As early as 1914, Malevich had become interested in the possibilities of flight (as had the Futurists) and the idea that the airplane might be a symbol for the awakening of the soul surrounded by the freedom of the infinite. Malevich was also interested in aerial photographs of landscapes, although he later backed away from this source of inspiration, feeling that it led him too far from his vision of a totally abstract art. However, at the time, in Airplane Flying Malevich was able to further explore the pictorial potential of pure abstraction. The rectangular and cubic shapes are arranged in a solid, architectonic composition. The yellow contrasts starkly with the black, while the red and blue lines add dynamic visual accents to the canvas. The whiteness of the background remains unobtrusive but contrasting, and has infused the interplay of colorful shapes with its energy. Malevich believed that emotional engagement was required from the viewer in order to appreciate the composition, which constituted one of the key principles of his theory of Suprematism. Indeed, Malevich wrote about expressing the feeling of the "sensation of flight, metallic sounds..." and other technological advances of the modern age. His abstract painting was meant to convey the concept (abstract idea) of the plane flying in space.
Oil on canvas - The Museum of Modern Art, New York
White on White
Malevich repeatedly referred to "the white" as a representation of the transcendent state reached through Suprematism. White was the artist's symbol for the concept of the infinite as the white square dissolves its material being into the slightly warmer white of the infinite surrounding. This painting can be seen as the final, complete stage of his "transformation in the zero of form," since form has almost literally been reduced to nothing. The pure white of the canvas has negated any sense of traditional perspective, leaving the viewer to contemplate its "infinite" space. The slight change in tonality, however, distinguishes the abstract shape from the background of the canvas, and encourages close viewing The picture is thus bled of color, the pure white making it easier to recognize the signs of the artist's work in the rich paint texture of the white square, texture being one of the basic qualities of painting as the Suprematists saw it. Painted some time after the Russian Revolution of 1917, one might read the work as an expression of Malevich's hopes for the creation of a new world under Communism, a world that might lead to spiritual, as well as material, freedom.

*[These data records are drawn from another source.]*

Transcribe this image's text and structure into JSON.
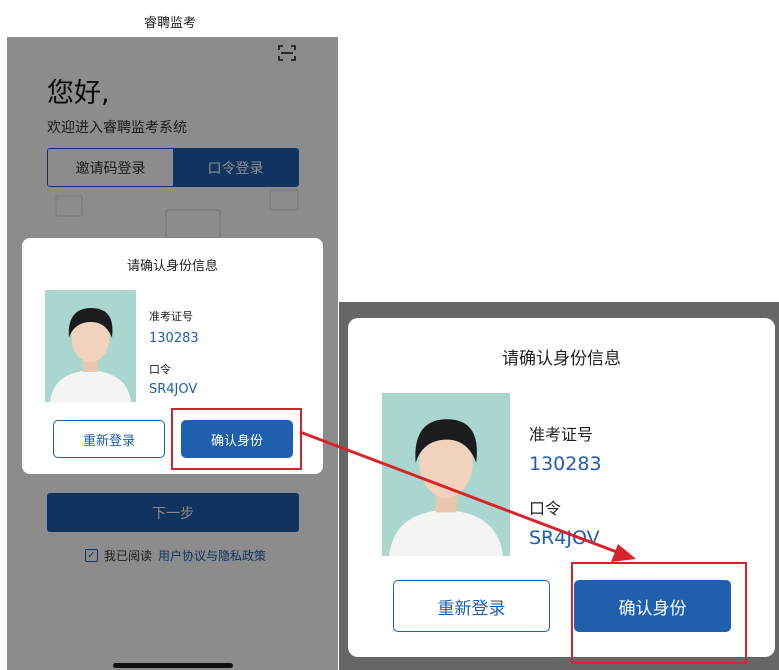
{
  "app": {
    "title": "睿聘监考"
  },
  "login": {
    "greeting": "您好,",
    "welcome": "欢迎进入睿聘监考系统",
    "tabs": [
      {
        "label": "邀请码登录",
        "active": false
      },
      {
        "label": "口令登录",
        "active": true
      }
    ],
    "next_label": "下一步",
    "agreement_prefix": "我已阅读",
    "agreement_link": "用户协议与隐私政策",
    "agreement_checked": true
  },
  "dialog": {
    "title": "请确认身份信息",
    "exam_id_label": "准考证号",
    "exam_id_value": "130283",
    "password_label": "口令",
    "password_value": "SR4JOV",
    "relogin_label": "重新登录",
    "confirm_label": "确认身份"
  },
  "colors": {
    "primary": "#1e5fae",
    "highlight": "#d9232a",
    "overlay": "rgba(0,0,0,0.45)"
  },
  "icons": {
    "scan": "scan-icon",
    "check": "checkbox-check-icon",
    "avatar": "avatar-photo"
  }
}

Oil on canvas - Museum of Modern Art, New York
In the late years of his life, Malevich returned to exploring the more conservative themes of his earlier work such as peasants and portraits. In fact, Malevich was forced to abandon his modernist style under Joseph Stalin in the 1930s. The artist's Suprematist goal of achieving a "blissful sense of liberating non-objectivity" did not square with the prescribed Social Realist style that was being dictated at the time. In the work pictured here, Malevich paints himself as a Renaissance artist, seriously posed in red and black against a neutral background, his gesture a reflection of that of the artist Albrecht Dürer in his renowned Self-Portrait (1500). Here, the unity of the mind and the hand of the artist, highlighted on the central axis, bears a slightly different meaning: his hand is open and willing, but suspended, as his mind broods over the closing down of artistic freedom under Stalin's rule. And yet, the artist has "signed" the painting with his own black square in the lower right corner.
Oil on canvas - Russian Museum, St. Petersburg, Russia